The first was the announcement that Elections Canada is warning environmental groups that running climate change ads could be seen as partisan activity during the federal election campaign. An Elections Canada official told groups in a training session that since Maxime Bernier, the leader of the People’s Party of Canada, has expressed doubts about the legitimacy of climate change, any group that promotes it as an issue in its paid advertising could be considered partisan, and might need to register as a third party with Elections Canada, becoming subject to tight limitations in spending.
While everyone is entitled to their own opinions, no one is entitled to their own facts. This interpretation introduces a chill that means citizens will be deprived of science-based information supplied by people who have spent their entire careers researching the issues. It will mean an absence of information about what is, objectively, a climate change crisis.
To say the least, this is “wrong, harmful and dangerous,” according to legal experts. Environmental groups play a critical role as “non-partisan voices” during an election by calling out the critical difference between truth and opinion. Now is a moment when we can ill afford to muzzle their voices, as the basic facts and science around climate change are under pervasive attack by many…including, of course, the POTUS.
While everyone is entitled to their own opinions, no one is entitled to their own facts.
The second upset this week was a directive by Jeff Yurek, Ontario Minister of Environment, Conservation and Parks, to the province’s 36 conservation authorities, restricting activities to their “core mission” and ordering them to “wind down” programming related to activities such as water quality monitoring, tree planting, trail development and woodlot management. Ironically, many of the prohibited activities have been identified as significant money makers, contributing to the Authorities’ budgets.
The province’s conservation authorities together own 150,000 acres of land in Ontario, and operate more than 500 conservation areas. They play a vital role in shaping the way the places we live and work relate to the natural world. Yurek’s out-of-the-blue directive creates uncertainty around future programming and operations. Its ostensible purpose is described as cost saving, but there is reason to believe that the real motivation has to do with easing restrictions for developers by weakening the conservation authorities.
What do these two directives have in common? They suppress our ability to see and understand our place in the natural world. By seemingly endorsing the idea that and that the reality of human-induced climate change is a matter of partisan belief, we weaken our ability to have an informed electorate and support those who would hold us back from taking concerted and urgent action.
…there is reason to believe that the real motivation has to do with easing restrictions for developers by weakening the conservation authorities.

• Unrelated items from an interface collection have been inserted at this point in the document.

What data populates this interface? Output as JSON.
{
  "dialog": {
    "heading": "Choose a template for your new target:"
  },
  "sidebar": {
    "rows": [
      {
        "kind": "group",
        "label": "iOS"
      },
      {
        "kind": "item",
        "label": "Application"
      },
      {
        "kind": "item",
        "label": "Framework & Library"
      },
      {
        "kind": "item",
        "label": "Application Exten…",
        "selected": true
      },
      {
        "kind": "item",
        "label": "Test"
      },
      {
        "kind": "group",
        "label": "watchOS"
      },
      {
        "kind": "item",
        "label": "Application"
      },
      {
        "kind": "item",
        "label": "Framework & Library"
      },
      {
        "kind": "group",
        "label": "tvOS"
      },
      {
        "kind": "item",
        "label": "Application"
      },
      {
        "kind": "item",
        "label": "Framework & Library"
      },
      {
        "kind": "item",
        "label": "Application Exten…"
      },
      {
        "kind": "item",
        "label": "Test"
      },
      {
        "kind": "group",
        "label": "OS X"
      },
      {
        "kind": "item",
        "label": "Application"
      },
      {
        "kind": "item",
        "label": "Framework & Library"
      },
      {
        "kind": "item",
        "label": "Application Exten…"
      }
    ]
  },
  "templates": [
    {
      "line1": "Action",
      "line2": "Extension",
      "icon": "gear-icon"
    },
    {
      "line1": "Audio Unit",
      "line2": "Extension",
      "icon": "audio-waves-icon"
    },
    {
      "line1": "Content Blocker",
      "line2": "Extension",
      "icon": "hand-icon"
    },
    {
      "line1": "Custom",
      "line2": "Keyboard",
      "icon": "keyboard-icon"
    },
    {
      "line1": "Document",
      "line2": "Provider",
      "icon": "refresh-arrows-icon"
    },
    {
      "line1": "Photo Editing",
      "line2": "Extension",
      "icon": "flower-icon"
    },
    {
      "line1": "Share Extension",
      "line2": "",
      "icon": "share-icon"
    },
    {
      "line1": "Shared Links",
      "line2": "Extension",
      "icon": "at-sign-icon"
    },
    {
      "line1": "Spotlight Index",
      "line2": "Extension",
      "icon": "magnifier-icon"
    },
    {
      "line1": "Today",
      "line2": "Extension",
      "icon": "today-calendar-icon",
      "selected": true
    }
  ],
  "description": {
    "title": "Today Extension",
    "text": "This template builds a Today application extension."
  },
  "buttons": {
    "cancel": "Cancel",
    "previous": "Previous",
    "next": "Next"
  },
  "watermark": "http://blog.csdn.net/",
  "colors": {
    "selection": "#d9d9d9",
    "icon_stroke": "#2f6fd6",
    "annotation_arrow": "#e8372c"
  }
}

By limiting the conservation authorities to a narrow “mitigation of harm” mandate that excludes education, programming and human engagement with nature in urban environments, we are depriving our citizens of a valuable resource: deeper appreciation and enjoyment of the natural world and an understanding of our interdependence within it.

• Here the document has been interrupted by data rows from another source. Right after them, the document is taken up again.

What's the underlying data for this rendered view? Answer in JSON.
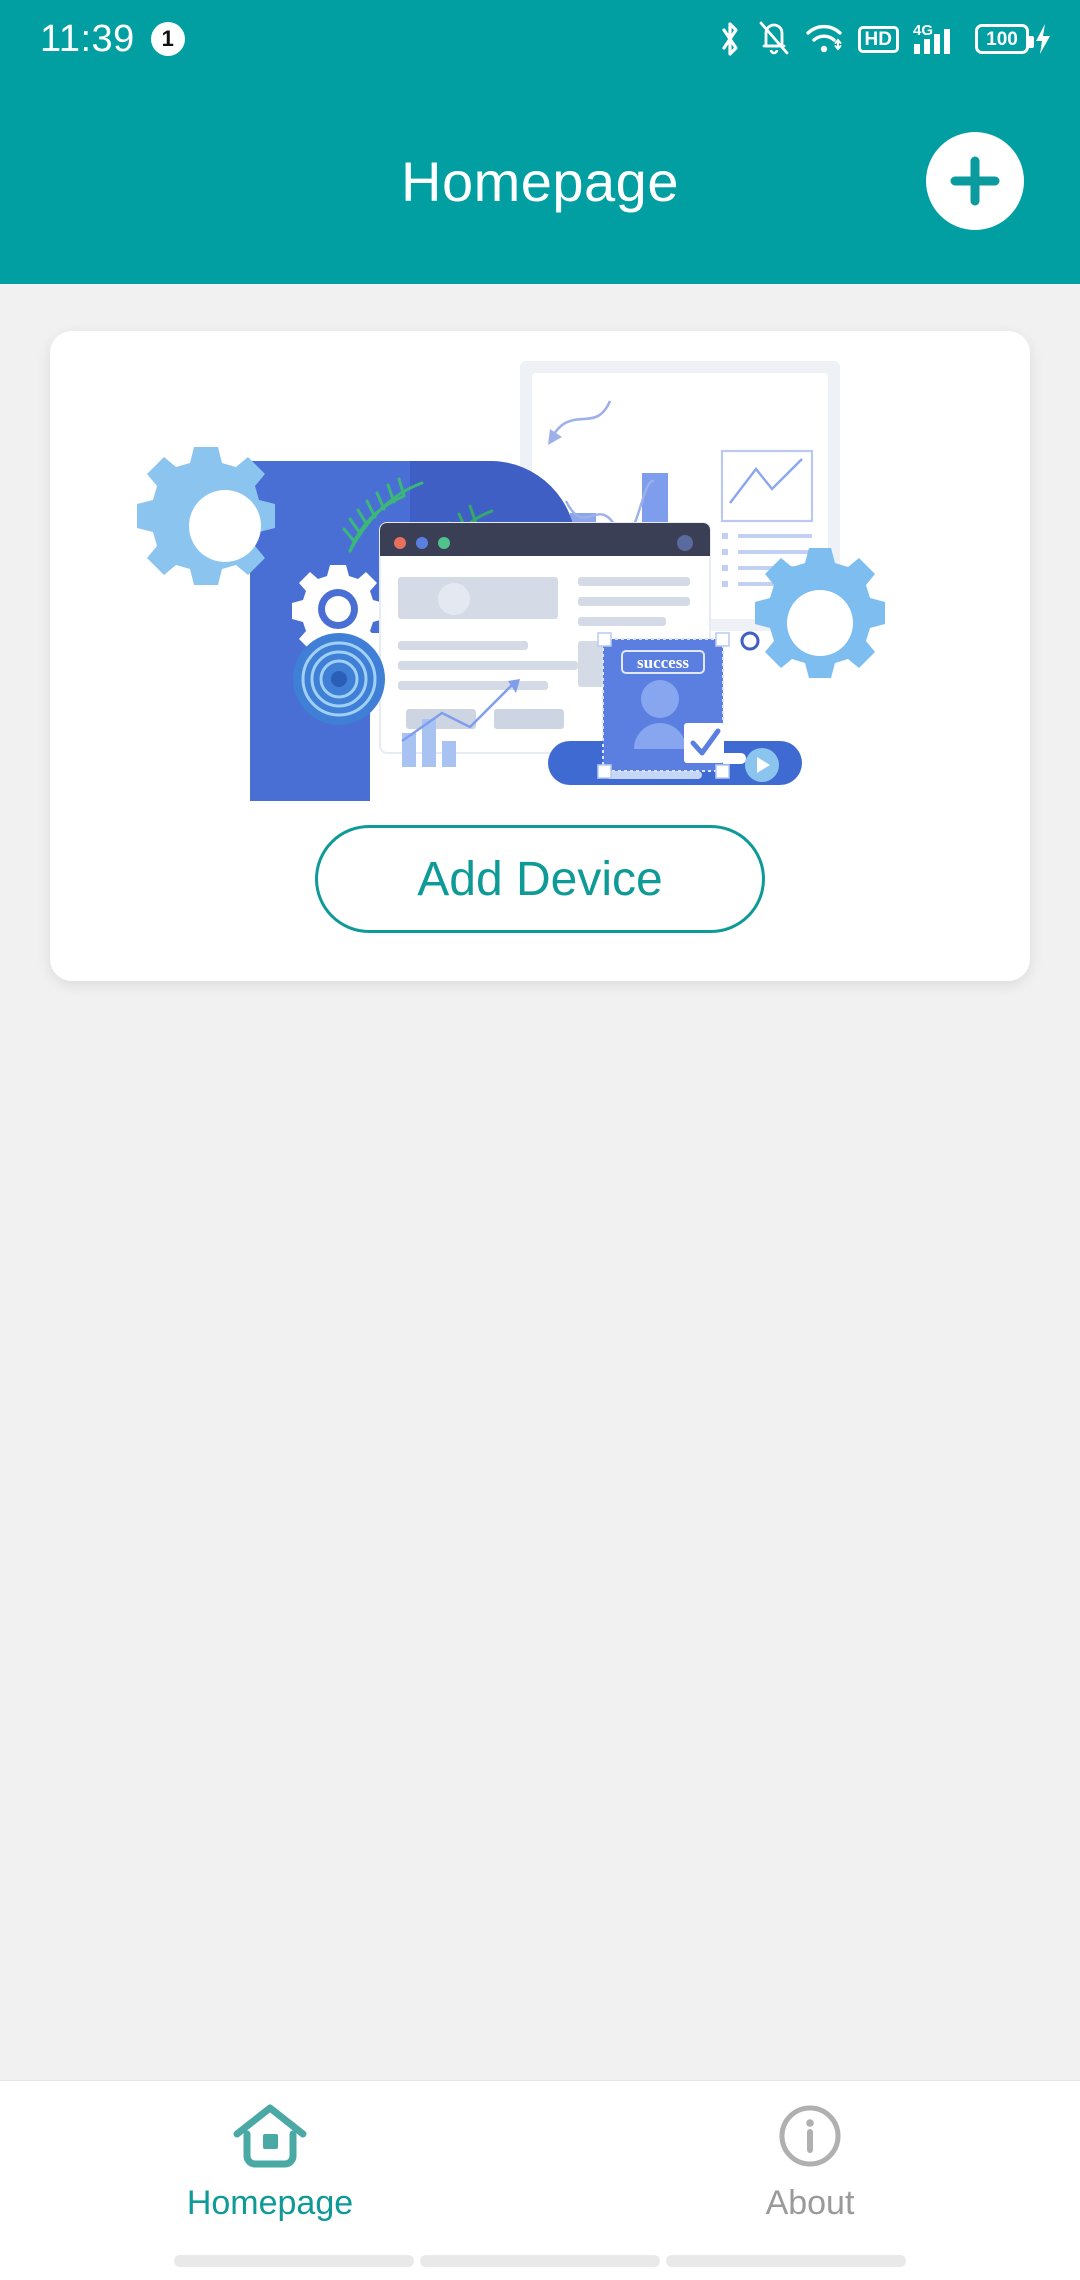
{
  "status_bar": {
    "time": "11:39",
    "notification_count": "1",
    "battery_level": "100",
    "hd_label": "HD",
    "network_label": "4G",
    "icons": [
      "bluetooth-icon",
      "bell-muted-icon",
      "wifi-icon",
      "hd-icon",
      "signal-4g-icon",
      "battery-icon",
      "charging-bolt-icon"
    ],
    "background_color": "#029fa2",
    "foreground_color": "#ffffff"
  },
  "app_bar": {
    "title": "Homepage",
    "add_button_icon": "plus-icon",
    "background_color": "#029fa2"
  },
  "card": {
    "illustration_name": "device-setup-illustration",
    "illustration_alt_text": "success",
    "add_device_label": "Add Device",
    "accent_color": "#0e9a96"
  },
  "bottom_nav": {
    "items": [
      {
        "label": "Homepage",
        "icon": "home-icon",
        "active": true,
        "color": "#0e9a96"
      },
      {
        "label": "About",
        "icon": "info-circle-icon",
        "active": false,
        "color": "#9a9a9a"
      }
    ]
  },
  "colors": {
    "page_background": "#f1f1f1",
    "card_background": "#ffffff",
    "teal": "#029fa2",
    "teal_dark": "#0e9a96"
  }
}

By failing to acknowledge the connectedness of the urban and natural worlds, we are increasing our vulnerability with severe consequences for future generations. At a moment when we have the tools and knowledge to do better and the vast majority of the public is coming to an understanding of this connectedness, it is unthinkable that we would hold ourselves back in such perverse ways.